Exercise brief:
Write out the listing below word for word.

= = = = = = =

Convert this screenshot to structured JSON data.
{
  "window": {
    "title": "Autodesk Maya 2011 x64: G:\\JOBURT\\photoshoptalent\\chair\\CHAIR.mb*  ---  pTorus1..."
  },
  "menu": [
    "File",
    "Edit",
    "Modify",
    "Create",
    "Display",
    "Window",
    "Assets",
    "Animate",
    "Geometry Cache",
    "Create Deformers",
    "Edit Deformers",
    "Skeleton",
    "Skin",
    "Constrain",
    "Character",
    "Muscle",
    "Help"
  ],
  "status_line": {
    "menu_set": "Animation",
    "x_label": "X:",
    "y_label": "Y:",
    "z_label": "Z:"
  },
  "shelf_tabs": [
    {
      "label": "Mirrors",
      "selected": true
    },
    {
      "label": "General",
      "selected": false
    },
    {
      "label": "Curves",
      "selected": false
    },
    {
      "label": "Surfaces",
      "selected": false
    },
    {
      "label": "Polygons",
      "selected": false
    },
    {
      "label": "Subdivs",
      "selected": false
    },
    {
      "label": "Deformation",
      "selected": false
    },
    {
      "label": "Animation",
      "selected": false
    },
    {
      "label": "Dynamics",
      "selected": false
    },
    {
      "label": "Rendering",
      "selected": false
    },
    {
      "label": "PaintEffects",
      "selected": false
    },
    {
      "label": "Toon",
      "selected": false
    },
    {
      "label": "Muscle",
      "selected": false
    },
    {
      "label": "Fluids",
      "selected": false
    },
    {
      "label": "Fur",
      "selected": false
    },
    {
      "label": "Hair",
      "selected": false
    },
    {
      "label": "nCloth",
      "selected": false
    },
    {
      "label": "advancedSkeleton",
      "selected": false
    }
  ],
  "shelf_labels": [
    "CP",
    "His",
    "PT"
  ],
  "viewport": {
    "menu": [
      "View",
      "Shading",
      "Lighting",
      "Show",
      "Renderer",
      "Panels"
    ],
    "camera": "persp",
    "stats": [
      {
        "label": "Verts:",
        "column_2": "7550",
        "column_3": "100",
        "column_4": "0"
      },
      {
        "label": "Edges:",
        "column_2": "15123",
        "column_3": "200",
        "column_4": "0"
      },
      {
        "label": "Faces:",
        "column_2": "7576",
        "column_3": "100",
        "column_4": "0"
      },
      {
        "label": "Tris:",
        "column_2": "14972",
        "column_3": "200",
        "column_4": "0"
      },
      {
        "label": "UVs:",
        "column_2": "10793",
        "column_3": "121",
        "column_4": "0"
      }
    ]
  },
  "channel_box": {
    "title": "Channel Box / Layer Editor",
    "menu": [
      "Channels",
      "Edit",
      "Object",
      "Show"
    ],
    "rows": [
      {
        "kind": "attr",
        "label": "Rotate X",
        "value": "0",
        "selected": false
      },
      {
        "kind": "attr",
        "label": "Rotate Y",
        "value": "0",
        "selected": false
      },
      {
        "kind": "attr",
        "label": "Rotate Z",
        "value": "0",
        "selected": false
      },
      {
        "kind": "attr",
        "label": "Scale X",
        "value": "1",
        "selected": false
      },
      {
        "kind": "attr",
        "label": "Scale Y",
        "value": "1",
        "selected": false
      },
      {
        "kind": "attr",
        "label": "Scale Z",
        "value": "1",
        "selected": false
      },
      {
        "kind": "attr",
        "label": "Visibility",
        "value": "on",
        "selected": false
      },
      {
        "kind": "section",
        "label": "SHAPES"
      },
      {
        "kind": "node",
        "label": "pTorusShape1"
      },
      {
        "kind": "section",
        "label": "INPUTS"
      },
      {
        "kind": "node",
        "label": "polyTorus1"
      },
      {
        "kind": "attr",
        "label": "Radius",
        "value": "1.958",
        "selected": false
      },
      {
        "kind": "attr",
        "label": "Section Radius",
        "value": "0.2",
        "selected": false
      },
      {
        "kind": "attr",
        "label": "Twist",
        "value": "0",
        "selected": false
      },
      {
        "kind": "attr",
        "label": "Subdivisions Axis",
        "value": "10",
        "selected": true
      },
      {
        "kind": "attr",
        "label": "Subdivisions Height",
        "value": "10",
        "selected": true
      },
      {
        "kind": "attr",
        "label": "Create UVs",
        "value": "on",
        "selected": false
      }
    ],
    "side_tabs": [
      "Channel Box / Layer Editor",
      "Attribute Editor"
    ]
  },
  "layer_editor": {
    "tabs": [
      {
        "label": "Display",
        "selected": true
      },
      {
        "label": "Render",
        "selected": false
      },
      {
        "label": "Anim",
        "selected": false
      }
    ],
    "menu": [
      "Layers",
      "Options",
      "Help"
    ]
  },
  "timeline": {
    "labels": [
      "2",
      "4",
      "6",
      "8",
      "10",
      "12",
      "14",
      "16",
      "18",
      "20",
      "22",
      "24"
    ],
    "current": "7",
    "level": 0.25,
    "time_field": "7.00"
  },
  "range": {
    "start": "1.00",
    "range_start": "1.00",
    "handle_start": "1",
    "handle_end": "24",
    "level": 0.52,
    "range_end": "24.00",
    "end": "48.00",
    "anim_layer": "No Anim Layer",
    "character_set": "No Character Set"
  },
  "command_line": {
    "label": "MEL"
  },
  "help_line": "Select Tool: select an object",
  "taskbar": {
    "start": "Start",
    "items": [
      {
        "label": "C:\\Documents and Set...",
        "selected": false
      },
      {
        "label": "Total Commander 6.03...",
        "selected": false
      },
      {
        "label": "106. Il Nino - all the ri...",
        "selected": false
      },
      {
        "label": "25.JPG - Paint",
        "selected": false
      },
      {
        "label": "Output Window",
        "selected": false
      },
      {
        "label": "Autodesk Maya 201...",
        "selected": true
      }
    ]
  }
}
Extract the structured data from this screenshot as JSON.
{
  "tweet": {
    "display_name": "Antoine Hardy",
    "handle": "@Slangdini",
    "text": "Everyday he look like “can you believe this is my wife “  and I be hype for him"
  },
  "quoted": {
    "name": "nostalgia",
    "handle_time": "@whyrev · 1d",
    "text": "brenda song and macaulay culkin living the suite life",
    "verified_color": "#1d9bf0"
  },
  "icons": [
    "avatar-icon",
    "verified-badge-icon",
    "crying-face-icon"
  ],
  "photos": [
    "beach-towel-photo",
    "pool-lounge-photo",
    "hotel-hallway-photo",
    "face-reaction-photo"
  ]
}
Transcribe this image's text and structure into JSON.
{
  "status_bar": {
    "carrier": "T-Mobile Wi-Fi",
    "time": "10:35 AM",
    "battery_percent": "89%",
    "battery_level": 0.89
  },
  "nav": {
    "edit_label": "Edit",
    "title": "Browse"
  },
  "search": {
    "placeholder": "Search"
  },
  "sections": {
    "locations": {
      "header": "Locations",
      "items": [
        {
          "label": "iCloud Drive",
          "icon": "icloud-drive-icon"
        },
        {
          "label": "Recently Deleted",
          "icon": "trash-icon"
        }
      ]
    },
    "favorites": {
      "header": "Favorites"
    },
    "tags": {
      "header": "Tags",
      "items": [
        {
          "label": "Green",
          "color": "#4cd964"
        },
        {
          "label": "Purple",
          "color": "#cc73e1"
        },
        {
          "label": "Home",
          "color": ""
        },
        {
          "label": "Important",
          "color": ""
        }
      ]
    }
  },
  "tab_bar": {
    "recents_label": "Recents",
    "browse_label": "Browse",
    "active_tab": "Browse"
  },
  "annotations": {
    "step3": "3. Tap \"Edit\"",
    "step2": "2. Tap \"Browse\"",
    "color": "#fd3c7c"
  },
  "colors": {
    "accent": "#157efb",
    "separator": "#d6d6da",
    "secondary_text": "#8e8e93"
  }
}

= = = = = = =

Exercise solution:
Convert this screenshot to structured JSON data.
{
  "window": {
    "title": "Autodesk Maya 2011 x64: G:\\JOBURT\\photoshoptalent\\chair\\CHAIR.mb*  ---  pTorus1..."
  },
  "menu": [
    "File",
    "Edit",
    "Modify",
    "Create",
    "Display",
    "Window",
    "Assets",
    "Animate",
    "Geometry Cache",
    "Create Deformers",
    "Edit Deformers",
    "Skeleton",
    "Skin",
    "Constrain",
    "Character",
    "Muscle",
    "Help"
  ],
  "status_line": {
    "menu_set": "Animation",
    "x_label": "X:",
    "y_label": "Y:",
    "z_label": "Z:"
  },
  "shelf_tabs": [
    {
      "label": "Mirrors",
      "selected": true
    },
    {
      "label": "General",
      "selected": false
    },
    {
      "label": "Curves",
      "selected": false
    },
    {
      "label": "Surfaces",
      "selected": false
    },
    {
      "label": "Polygons",
      "selected": false
    },
    {
      "label": "Subdivs",
      "selected": false
    },
    {
      "label": "Deformation",
      "selected": false
    },
    {
      "label": "Animation",
      "selected": false
    },
    {
      "label": "Dynamics",
      "selected": false
    },
    {
      "label": "Rendering",
      "selected": false
    },
    {
      "label": "PaintEffects",
      "selected": false
    },
    {
      "label": "Toon",
      "selected": false
    },
    {
      "label": "Muscle",
      "selected": false
    },
    {
      "label": "Fluids",
      "selected": false
    },
    {
      "label": "Fur",
      "selected": false
    },
    {
      "label": "Hair",
      "selected": false
    },
    {
      "label": "nCloth",
      "selected": false
    },
    {
      "label": "advancedSkeleton",
      "selected": false
    }
  ],
  "shelf_labels": [
    "CP",
    "His",
    "PT"
  ],
  "viewport": {
    "menu": [
      "View",
      "Shading",
      "Lighting",
      "Show",
      "Renderer",
      "Panels"
    ],
    "camera": "persp",
    "stats": [
      {
        "label": "Verts:",
        "column_2": "7550",
        "column_3": "100",
        "column_4": "0"
      },
      {
        "label": "Edges:",
        "column_2": "15123",
        "column_3": "200",
        "column_4": "0"
      },
      {
        "label": "Faces:",
        "column_2": "7576",
        "column_3": "100",
        "column_4": "0"
      },
      {
        "label": "Tris:",
        "column_2": "14972",
        "column_3": "200",
        "column_4": "0"
      },
      {
        "label": "UVs:",
        "column_2": "10793",
        "column_3": "121",
        "column_4": "0"
      }
    ]
  },
  "channel_box": {
    "title": "Channel Box / Layer Editor",
    "menu": [
      "Channels",
      "Edit",
      "Object",
      "Show"
    ],
    "rows": [
      {
        "kind": "attr",
        "label": "Rotate X",
        "value": "0",
        "selected": false
      },
      {
        "kind": "attr",
        "label": "Rotate Y",
        "value": "0",
        "selected": false
      },
      {
        "kind": "attr",
        "label": "Rotate Z",
        "value": "0",
        "selected": false
      },
      {
        "kind": "attr",
        "label": "Scale X",
        "value": "1",
        "selected": false
      },
      {
        "kind": "attr",
        "label": "Scale Y",
        "value": "1",
        "selected": false
      },
      {
        "kind": "attr",
        "label": "Scale Z",
        "value": "1",
        "selected": false
      },
      {
        "kind": "attr",
        "label": "Visibility",
        "value": "on",
        "selected": false
      },
      {
        "kind": "section",
        "label": "SHAPES"
      },
      {
        "kind": "node",
        "label": "pTorusShape1"
      },
      {
        "kind": "section",
        "label": "INPUTS"
      },
      {
        "kind": "node",
        "label": "polyTorus1"
      },
      {
        "kind": "attr",
        "label": "Radius",
        "value": "1.958",
        "selected": false
      },
      {
        "kind": "attr",
        "label": "Section Radius",
        "value": "0.2",
        "selected": false
      },
      {
        "kind": "attr",
        "label": "Twist",
        "value": "0",
        "selected": false
      },
      {
        "kind": "attr",
        "label": "Subdivisions Axis",
        "value": "10",
        "selected": true
      },
      {
        "kind": "attr",
        "label": "Subdivisions Height",
        "value": "10",
        "selected": true
      },
      {
        "kind": "attr",
        "label": "Create UVs",
        "value": "on",
        "selected": false
      }
    ],
    "side_tabs": [
      "Channel Box / Layer Editor",
      "Attribute Editor"
    ]
  },
  "layer_editor": {
    "tabs": [
      {
        "label": "Display",
        "selected": true
      },
      {
        "label": "Render",
        "selected": false
      },
      {
        "label": "Anim",
        "selected": false
      }
    ],
    "menu": [
      "Layers",
      "Options",
      "Help"
    ]
  },
  "timeline": {
    "labels": [
      "2",
      "4",
      "6",
      "8",
      "10",
      "12",
      "14",
      "16",
      "18",
      "20",
      "22",
      "24"
    ],
    "current": "7",
    "level": 0.25,
    "time_field": "7.00"
  },
  "range": {
    "start": "1.00",
    "range_start": "1.00",
    "handle_start": "1",
    "handle_end": "24",
    "level": 0.52,
    "range_end": "24.00",
    "end": "48.00",
    "anim_layer": "No Anim Layer",
    "character_set": "No Character Set"
  },
  "command_line": {
    "label": "MEL"
  },
  "help_line": "Select Tool: select an object",
  "taskbar": {
    "start": "Start",
    "items": [
      {
        "label": "C:\\Documents and Set...",
        "selected": false
      },
      {
        "label": "Total Commander 6.03...",
        "selected": false
      },
      {
        "label": "106. Il Nino - all the ri...",
        "selected": false
      },
      {
        "label": "25.JPG - Paint",
        "selected": false
      },
      {
        "label": "Output Window",
        "selected": false
      },
      {
        "label": "Autodesk Maya 201...",
        "selected": true
      }
    ]
  }
}
Extract the structured data from this screenshot as JSON.
{
  "tweet": {
    "display_name": "Antoine Hardy",
    "handle": "@Slangdini",
    "text": "Everyday he look like “can you believe this is my wife “  and I be hype for him"
  },
  "quoted": {
    "name": "nostalgia",
    "handle_time": "@whyrev · 1d",
    "text": "brenda song and macaulay culkin living the suite life",
    "verified_color": "#1d9bf0"
  },
  "icons": [
    "avatar-icon",
    "verified-badge-icon",
    "crying-face-icon"
  ],
  "photos": [
    "beach-towel-photo",
    "pool-lounge-photo",
    "hotel-hallway-photo",
    "face-reaction-photo"
  ]
}
Transcribe this image's text and structure into JSON.
{
  "status_bar": {
    "carrier": "T-Mobile Wi-Fi",
    "time": "10:35 AM",
    "battery_percent": "89%",
    "battery_level": 0.89
  },
  "nav": {
    "edit_label": "Edit",
    "title": "Browse"
  },
  "search": {
    "placeholder": "Search"
  },
  "sections": {
    "locations": {
      "header": "Locations",
      "items": [
        {
          "label": "iCloud Drive",
          "icon": "icloud-drive-icon"
        },
        {
          "label": "Recently Deleted",
          "icon": "trash-icon"
        }
      ]
    },
    "favorites": {
      "header": "Favorites"
    },
    "tags": {
      "header": "Tags",
      "items": [
        {
          "label": "Green",
          "color": "#4cd964"
        },
        {
          "label": "Purple",
          "color": "#cc73e1"
        },
        {
          "label": "Home",
          "color": ""
        },
        {
          "label": "Important",
          "color": ""
        }
      ]
    }
  },
  "tab_bar": {
    "recents_label": "Recents",
    "browse_label": "Browse",
    "active_tab": "Browse"
  },
  "annotations": {
    "step3": "3. Tap \"Edit\"",
    "step2": "2. Tap \"Browse\"",
    "color": "#fd3c7c"
  },
  "colors": {
    "accent": "#157efb",
    "separator": "#d6d6da",
    "secondary_text": "#8e8e93"
  }
}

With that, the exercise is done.